Eigen Values and Vectors
 Given a matrix, M, the scalar λ ≠ 0 is an Eigenvalue of M, and the vector v is a corresponding Eigenvector of M, if
 M v = λ v.
 The direction of v, is significant, not its magnitude, so v is usually normalized, v = 1. An Eigenvector is a "fixedpoint" of M in direction, but not in magnitude in general.
 For example,

a b c d x y = λ x y  ax + by = λx
 cx + dy = λy
 x(λ  a) = by
 y(λ  d) = cx
 x(λ  a) = by = bc x / (λ  d),
 (λ  a)(λ  d)  bc = 0,
 λ^{2}  (a + d)λ + (ad  bc) = 0,
 λ = {(a + d) ± √((a + d)^{2}  4(ad  bc))} / 2
 = {(a + d) ± √((a  d)^{2} + 4bc)} / 2,
 e.g., a = 3, b = 2, c = 1, d = 2,
 λ = {5 ± √(1 + 8)} / 2 = {5 ± 3} / 2 = 1, or 4,
 giving either
 3x + 2y = 1 x,
 x + 2y = 1 y,
 x =  y, e.g., (1, 1)

3 2 1 2 1 1 = 1 1 1  or
 3x + 2y = 4x,
 x + 2y = 4y,
 x = 2y, e.g., (2, 1).

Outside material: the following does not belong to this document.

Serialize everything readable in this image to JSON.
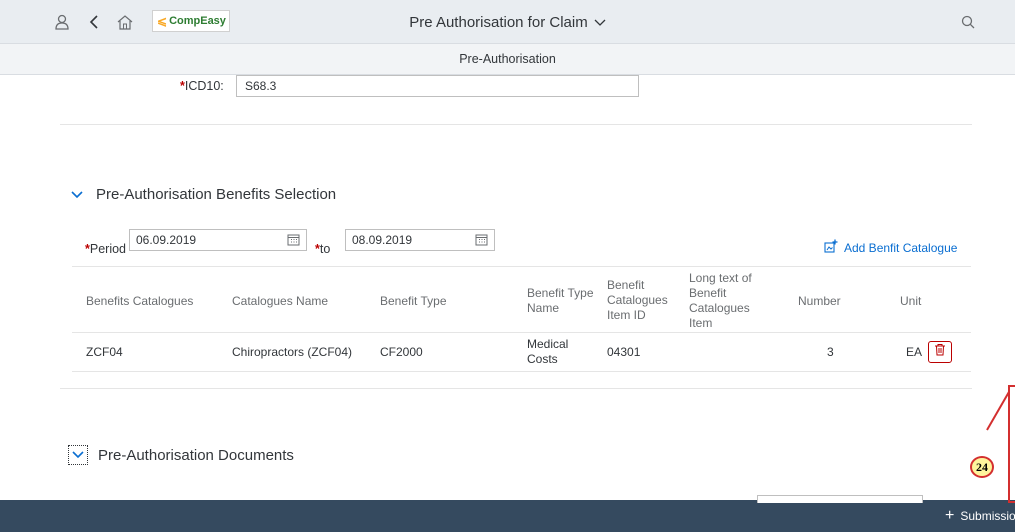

3 2 1 2 2 1 = 4 2 1  In general an n×n matrix may have up to n Eigenvalues, not necessarily distinct, and some or all may be complex.
 A real symmetric n×n matrix has n real Eigenvalues.
 The Eigenvalues of a diagonal matrix are just the diagonal elements.
 The Jacobi algorithm is an algorithm to find the Eigenvalues and Eigenvectors of a symmetric matrix.